Who is Angela to believe? (Picture: ITV)
The taut direction from Craig Viveiros (And Then There Were None, Rillington Place) hints at the evil hiding round every corner in their plush urban home, and rings out tension at every turn.
It’s not perfect. The script can be a little clunky and overcoocked with symbolism and double meanings (apropos of nothing, Angela begins the episode by talking about hippos – ‘the most dangerous animals in the world’ who ‘attack for no reason’ – before the camera offers us a close-up of Olivier just in case you didn’t get the relevance first time), but the performances are some of the strongest we’ve seen on the small screen so far this year.
Star Joanne previously revealed the lengthy preparation she underwent before the series, which included researching Spice Girl Mel B’s marriage to Stephen Belafonte and reading Mandy Thomas’s harrowing account You Can’t Run, in a bid to do justice to the real life survivors of abuse.

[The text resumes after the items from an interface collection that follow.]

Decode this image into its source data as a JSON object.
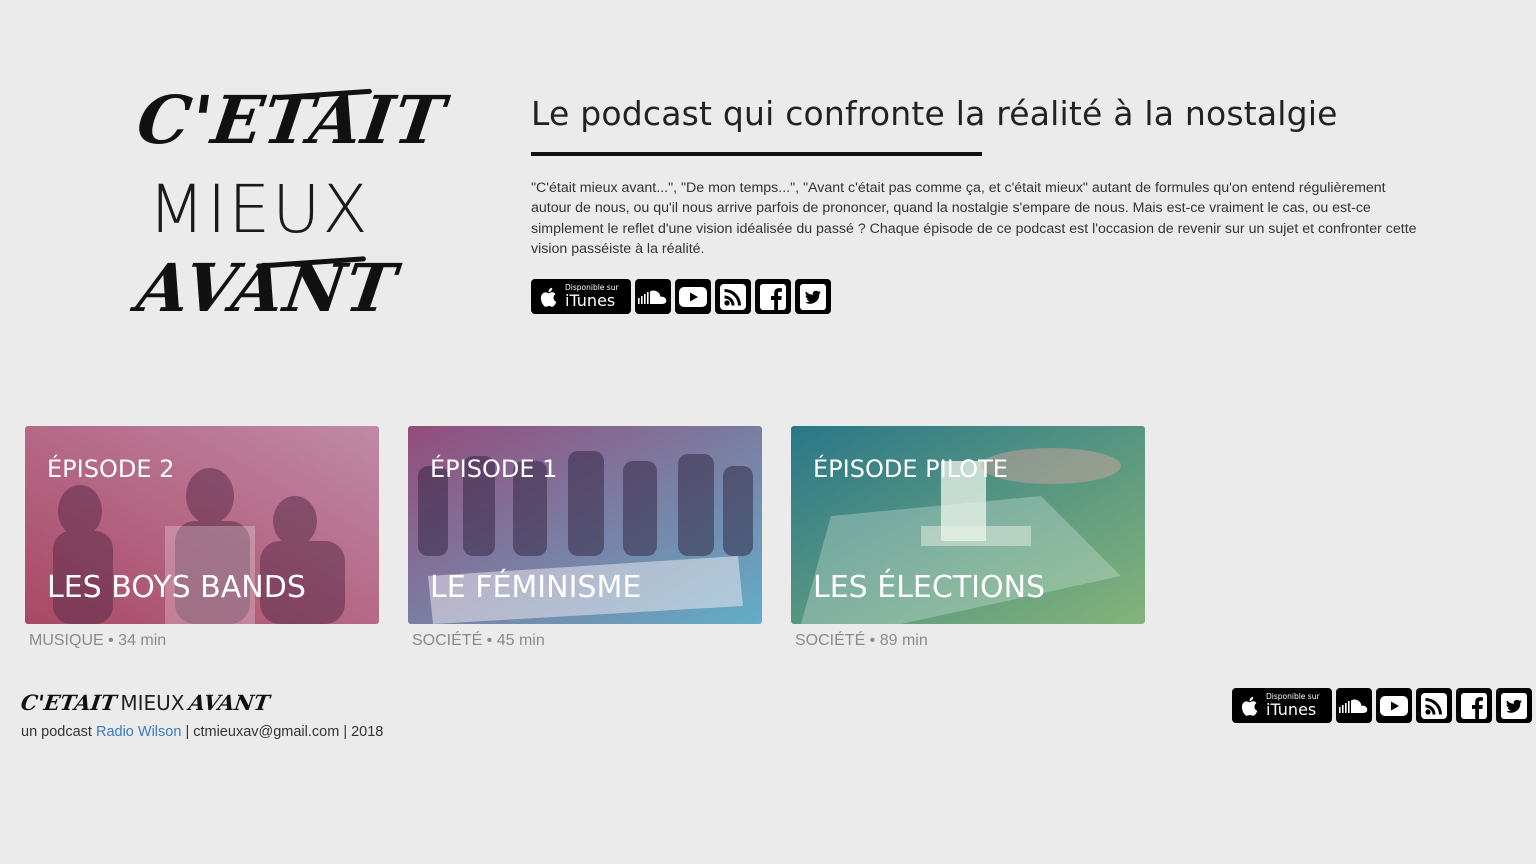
{
  "logo": {
    "line1": "C'ETAIT",
    "line2": "MIEUX",
    "line3": "AVANT"
  },
  "intro": {
    "title": "Le podcast qui confronte la réalité à la nostalgie",
    "description": "\"C'était mieux avant...\", \"De mon temps...\", \"Avant c'était pas comme ça, et c'était mieux\" autant de formules qu'on entend régulièrement autour de nous, ou qu'il nous arrive parfois de prononcer, quand la nostalgie s'empare de nous. Mais est-ce vraiment le cas, ou est-ce simplement le reflet d'une vision idéalisée du passé ? Chaque épisode de ce podcast est l'occasion de revenir sur un sujet et confronter cette vision passéiste à la réalité."
  },
  "social": {
    "itunes_small": "Disponible sur",
    "itunes_big": "iTunes",
    "icons": [
      "apple-icon",
      "soundcloud-icon",
      "youtube-icon",
      "rss-icon",
      "facebook-icon",
      "twitter-icon"
    ]
  },
  "episodes": [
    {
      "label": "ÉPISODE 2",
      "title": "LES BOYS BANDS",
      "meta": "MUSIQUE • 34 min",
      "colors": [
        "#b0506e",
        "#b97a9a"
      ]
    },
    {
      "label": "ÉPISODE 1",
      "title": "LE FÉMINISME",
      "meta": "SOCIÉTÉ • 45 min",
      "colors": [
        "#9a4f7e",
        "#6aa8c4"
      ]
    },
    {
      "label": "ÉPISODE PILOTE",
      "title": "LES ÉLECTIONS",
      "meta": "SOCIÉTÉ • 89 min",
      "colors": [
        "#2f7e8a",
        "#7fb07a"
      ]
    }
  ],
  "footer": {
    "logo_b1": "C'ETAIT",
    "logo_t": "MIEUX",
    "logo_b2": "AVANT",
    "prefix": "un podcast",
    "link": "Radio Wilson",
    "suffix": "| ctmieuxav@gmail.com | 2018"
  }
}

And the drama as a whole feels like a measured take on a difficult subject.
The drama is a darkly gripping addition to Sunday nights on ITV (Picture: Jon Hall)
Joanne brings an unwavering commitment to the role and a strength to the character which gives the show its heart. It’s a chance for her to show off her impressive range, and she’s proven once again here why she’s one of the most dependable performances in the industry at the moment.
Actor Michiel has said that he ‘dreaded’ going to the set of the drama to film the difficult abuse scenes. While the role clearly proved a challenge, the Dutch actor, known for roles in The Flight Attendant and Game of Thrones, brings a sickly false charm and unnerving intensity to the character.
While the other two are likely to steal the limelight, Samuel brings an unknowable, compelling presence to private investigator Ed too. Expect to see him crop up in plenty of bigger roles after this, after adding intrigue here by the bucketload.
It’s tough viewing at times, but Angela Black has set off in darkly gripping and sensitively handled style. We’ll be back for more.
Angela Black continues next Sunday at 9pm on ITV.